International Falls, Minnesota (32 degrees Fahrenheit), posted a daily-record low for August 30, while upper Midwestern daily records included 37 degrees Fahrenheit in Sisseton, South Dakota, and 38 degrees Fahrenheit in Grand Forks, North Dakota. In northern Iowa, Mason City noted lows of 38 and
39 degrees Fahrenheit on August 31 and September 1, respectively.

Daily-record lows for the last day of August included 31 degrees Fahrenheit in Merrill, Wisconsin; 34 degrees Fahrenheit in Gaylord, Michigan; and
42 degrees Fahrenheit in Lincoln, Nebraska. The following day, Eastern records for September 1 dipped to 34 degrees Fahrenheit in Bradford, Pennsylvania, and 44 degrees Fahrenheit in Martinsburg, West Virginia.

Later, daily-record warmth arrived in parts of the West, where Santa Cruz, California, attained 93 degrees Fahrenheit on September 2. The following day, Havre, Montana (99 degrees Fahrenheit on September 3), notched a daily-record high. In downtown Los Angeles, California, only a few miles from the massive Station fire, high temperatures reached or exceeded 90 degrees Fahrenheit on 10 consecutive days from August 26-September 4. It was the city's longest string of 90-degree days since August-September 1995, when Los Angeles experienced a 13-day heat wave. Farther east, Billings, Montana, experienced 5 consecutive days of 90-degree heat from September 2-6, breaking its monthly record of 4 days most recently attained from September 1-4, 2007.
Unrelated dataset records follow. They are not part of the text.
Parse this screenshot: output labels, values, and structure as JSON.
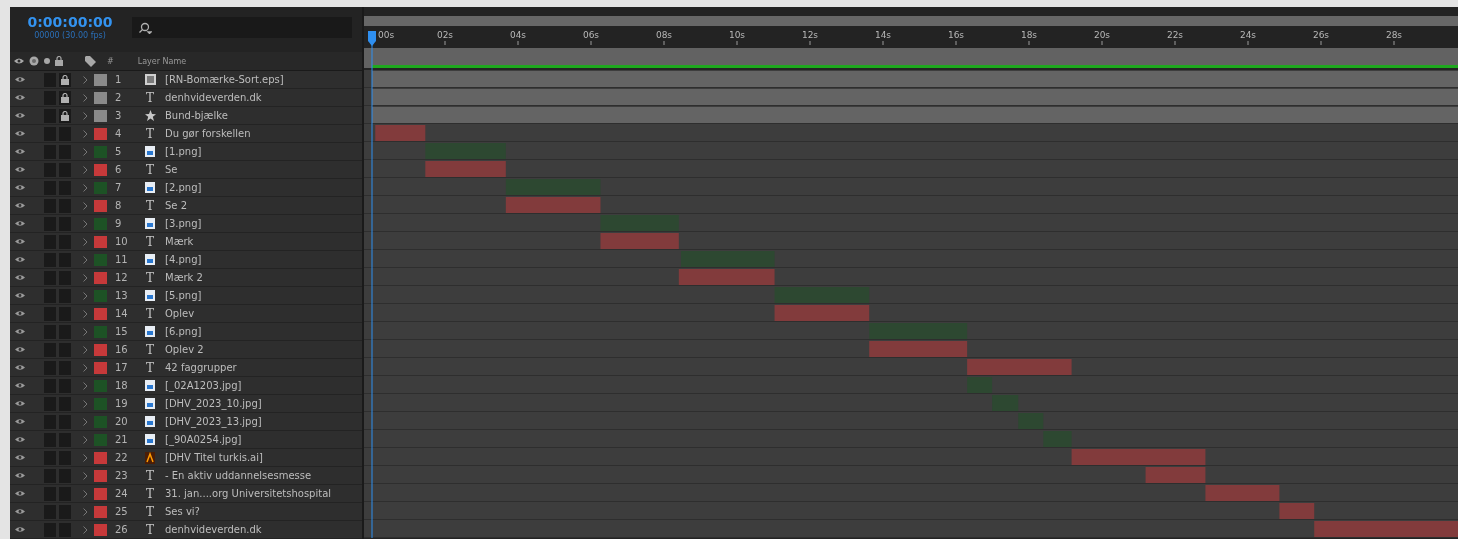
{
  "time": {
    "timecode": "0:00:00:00",
    "frames": "00000 (30.00 fps)"
  },
  "columns": {
    "number": "#",
    "name": "Layer Name"
  },
  "layers": [
    {
      "number": "1",
      "name": "[RN-Bomærke-Sort.eps]",
      "kind": "eps",
      "visible": true,
      "solo": false,
      "locked": true,
      "color": "#8a8a8a"
    },
    {
      "number": "2",
      "name": "denhvideverden.dk",
      "kind": "text",
      "glyph": "T",
      "visible": true,
      "solo": false,
      "locked": true,
      "color": "#8a8a8a"
    },
    {
      "number": "3",
      "name": "Bund-bjælke",
      "kind": "shape",
      "visible": true,
      "solo": false,
      "locked": true,
      "color": "#8a8a8a"
    },
    {
      "number": "4",
      "name": "Du gør forskellen",
      "kind": "text",
      "glyph": "T",
      "visible": true,
      "solo": false,
      "locked": false,
      "color": "#c6393a"
    },
    {
      "number": "5",
      "name": "[1.png]",
      "kind": "image",
      "visible": true,
      "solo": false,
      "locked": false,
      "color": "#1d5225"
    },
    {
      "number": "6",
      "name": "Se",
      "kind": "text",
      "glyph": "T",
      "visible": true,
      "solo": false,
      "locked": false,
      "color": "#c6393a"
    },
    {
      "number": "7",
      "name": "[2.png]",
      "kind": "image",
      "visible": true,
      "solo": false,
      "locked": false,
      "color": "#1d5225"
    },
    {
      "number": "8",
      "name": "Se 2",
      "kind": "text",
      "glyph": "T",
      "visible": true,
      "solo": false,
      "locked": false,
      "color": "#c6393a"
    },
    {
      "number": "9",
      "name": "[3.png]",
      "kind": "image",
      "visible": true,
      "solo": false,
      "locked": false,
      "color": "#1d5225"
    },
    {
      "number": "10",
      "name": "Mærk",
      "kind": "text",
      "glyph": "T",
      "visible": true,
      "solo": false,
      "locked": false,
      "color": "#c6393a"
    },
    {
      "number": "11",
      "name": "[4.png]",
      "kind": "image",
      "visible": true,
      "solo": false,
      "locked": false,
      "color": "#1d5225"
    },
    {
      "number": "12",
      "name": "Mærk 2",
      "kind": "text",
      "glyph": "T",
      "visible": true,
      "solo": false,
      "locked": false,
      "color": "#c6393a"
    },
    {
      "number": "13",
      "name": "[5.png]",
      "kind": "image",
      "visible": true,
      "solo": false,
      "locked": false,
      "color": "#1d5225"
    },
    {
      "number": "14",
      "name": "Oplev",
      "kind": "text",
      "glyph": "T",
      "visible": true,
      "solo": false,
      "locked": false,
      "color": "#c6393a"
    },
    {
      "number": "15",
      "name": "[6.png]",
      "kind": "image",
      "visible": true,
      "solo": false,
      "locked": false,
      "color": "#1d5225"
    },
    {
      "number": "16",
      "name": "Oplev 2",
      "kind": "text",
      "glyph": "T",
      "visible": true,
      "solo": false,
      "locked": false,
      "color": "#c6393a"
    },
    {
      "number": "17",
      "name": "42 faggrupper",
      "kind": "text",
      "glyph": "T",
      "visible": true,
      "solo": false,
      "locked": false,
      "color": "#c6393a"
    },
    {
      "number": "18",
      "name": "[_02A1203.jpg]",
      "kind": "image",
      "visible": true,
      "solo": false,
      "locked": false,
      "color": "#1d5225"
    },
    {
      "number": "19",
      "name": "[DHV_2023_10.jpg]",
      "kind": "image",
      "visible": true,
      "solo": false,
      "locked": false,
      "color": "#1d5225"
    },
    {
      "number": "20",
      "name": "[DHV_2023_13.jpg]",
      "kind": "image",
      "visible": true,
      "solo": false,
      "locked": false,
      "color": "#1d5225"
    },
    {
      "number": "21",
      "name": "[_90A0254.jpg]",
      "kind": "image",
      "visible": true,
      "solo": false,
      "locked": false,
      "color": "#1d5225"
    },
    {
      "number": "22",
      "name": "[DHV Titel turkis.ai]",
      "kind": "illustrator",
      "visible": true,
      "solo": false,
      "locked": false,
      "color": "#c6393a"
    },
    {
      "number": "23",
      "name": "- En aktiv uddannelsesmesse",
      "kind": "text",
      "glyph": "T",
      "visible": true,
      "solo": false,
      "locked": false,
      "color": "#c6393a"
    },
    {
      "number": "24",
      "name": "31. jan....org Universitetshospital",
      "kind": "text",
      "glyph": "T",
      "visible": true,
      "solo": false,
      "locked": false,
      "color": "#c6393a"
    },
    {
      "number": "25",
      "name": "Ses vi?",
      "kind": "text",
      "glyph": "T",
      "visible": true,
      "solo": false,
      "locked": false,
      "color": "#c6393a"
    },
    {
      "number": "26",
      "name": "denhvideverden.dk",
      "kind": "text",
      "glyph": "T",
      "visible": true,
      "solo": false,
      "locked": false,
      "color": "#c6393a"
    }
  ],
  "ruler": {
    "ticks": [
      "00s",
      "02s",
      "04s",
      "06s",
      "08s",
      "10s",
      "12s",
      "14s",
      "16s",
      "18s",
      "20s",
      "22s",
      "24s",
      "26s",
      "28s"
    ]
  }
}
Southeastern showers were particularly heavy across Florida, where daily-record totals were established in locations such as Melbourne (4.29 inches on September 1) and Jacksonville (4.13 inches on September 2).

Locally heavy showers were also scattered across the south-central U.S. and from the east-central Plains into the middle Mississippi Valley. Borger, Texas (1.71 inches), netted a daily-record sum for September 2, followed by a 3.07-inch total in Sioux City, Iowa, on September 3. Late in the week, a cold front triggered showers in the Pacific Northwest, while the remnants of Tropical Storm Erika produced heavy rain in parts of Puerto Rico and the U.S. Virgin Islands. Northwestern daily-record totals for September 5 included 0.75 inch in Portland, Oregon, and 0.21 inch in Yakima, Washington.

Meanwhile, September 4-5 airport rainfall totals in the U.S. Virgin Islands reached 2.13 inches on St. Thomas and 2.41 inches on St. Croix, while localized 4- to 8-inch amounts were observed in Puerto Rico.

Warmth returned to Alaska, following a chilly end of August. In fact, daily-record highs were established in locations such as Bettles (71 degrees Fahrenheit on September 4) and Juneau (72 degrees Fahrenheit on September 5).

However, much of Alaska continued to receive widespread precipitation.

Kotzebue, which experienced a cooler-than-normal month for the first time this year-with an August average of 49.8 degrees Fahrenheit (2.3 degrees Fahrenheit below normal)-received August rainfall totaling 3.18 inches (159 percent of normal). Pockets of dryness persisted, however, across mainland Alaska, where McGrath's July-August rainfall totaled just 2.02 inches (40 percent of normal). Farther south, generally tranquil weather continued across Hawaii, with showers mostly confined to windward locations. On the Big Island, Hilo netted 2.26 inches of rain (146 percent of normal) during the first 5 days of September.